*Work item*. State, as one number, how many lines in these records hold "word".

*Recorded information*.

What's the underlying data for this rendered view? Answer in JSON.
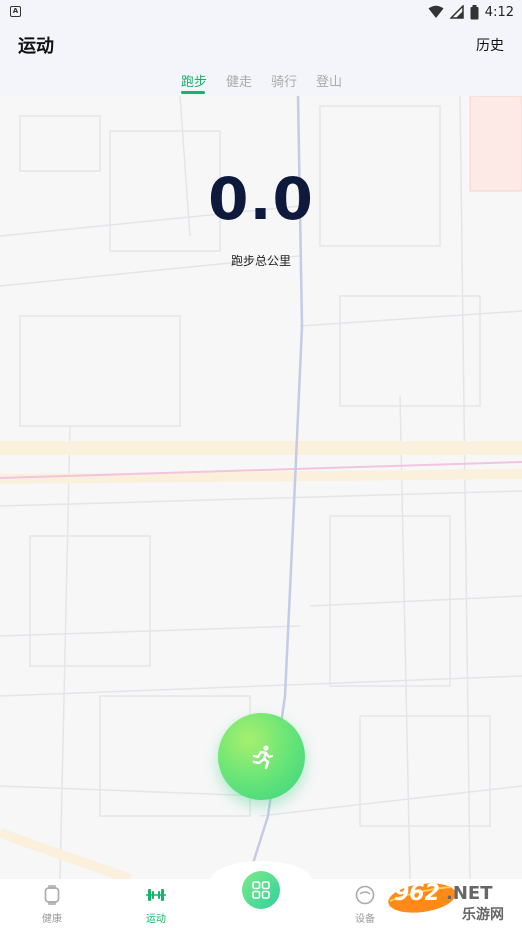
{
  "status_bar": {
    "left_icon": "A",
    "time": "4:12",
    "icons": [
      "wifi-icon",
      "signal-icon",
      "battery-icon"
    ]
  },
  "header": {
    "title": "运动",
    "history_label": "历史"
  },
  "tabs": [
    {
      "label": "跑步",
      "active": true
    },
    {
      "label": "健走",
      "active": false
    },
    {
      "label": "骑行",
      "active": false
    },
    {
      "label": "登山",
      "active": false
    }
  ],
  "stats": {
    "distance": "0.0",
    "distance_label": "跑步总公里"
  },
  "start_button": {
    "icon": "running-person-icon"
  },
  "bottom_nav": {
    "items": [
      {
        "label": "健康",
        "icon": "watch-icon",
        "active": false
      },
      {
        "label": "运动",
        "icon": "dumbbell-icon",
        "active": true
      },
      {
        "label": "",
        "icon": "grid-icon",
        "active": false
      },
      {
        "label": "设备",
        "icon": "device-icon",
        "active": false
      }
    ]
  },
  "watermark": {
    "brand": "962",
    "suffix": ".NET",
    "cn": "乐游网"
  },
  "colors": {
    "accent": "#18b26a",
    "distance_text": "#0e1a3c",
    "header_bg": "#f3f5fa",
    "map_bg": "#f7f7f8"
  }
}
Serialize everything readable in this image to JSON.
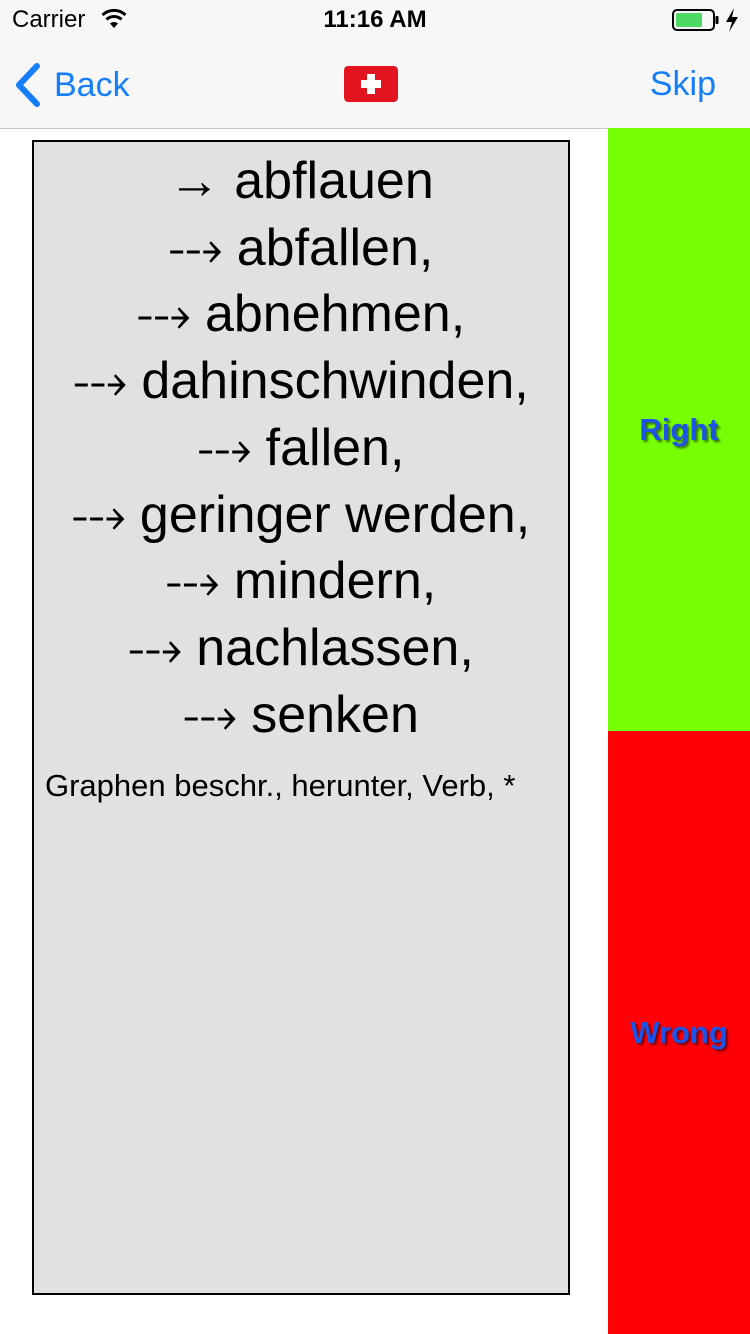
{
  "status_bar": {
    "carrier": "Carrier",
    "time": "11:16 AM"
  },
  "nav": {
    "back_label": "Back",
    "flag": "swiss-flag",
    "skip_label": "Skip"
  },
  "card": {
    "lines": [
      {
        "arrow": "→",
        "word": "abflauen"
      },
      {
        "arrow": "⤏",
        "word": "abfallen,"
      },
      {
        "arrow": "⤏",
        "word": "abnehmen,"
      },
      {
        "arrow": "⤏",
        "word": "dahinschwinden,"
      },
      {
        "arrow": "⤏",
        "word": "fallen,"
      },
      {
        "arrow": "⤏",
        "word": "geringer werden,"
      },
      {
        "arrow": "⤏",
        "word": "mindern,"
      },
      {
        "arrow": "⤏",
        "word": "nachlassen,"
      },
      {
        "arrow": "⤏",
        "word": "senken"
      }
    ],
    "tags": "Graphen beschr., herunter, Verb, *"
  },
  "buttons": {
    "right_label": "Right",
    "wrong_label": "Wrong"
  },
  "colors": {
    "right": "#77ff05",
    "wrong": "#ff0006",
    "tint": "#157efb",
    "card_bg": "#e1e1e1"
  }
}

*Finished task*. 9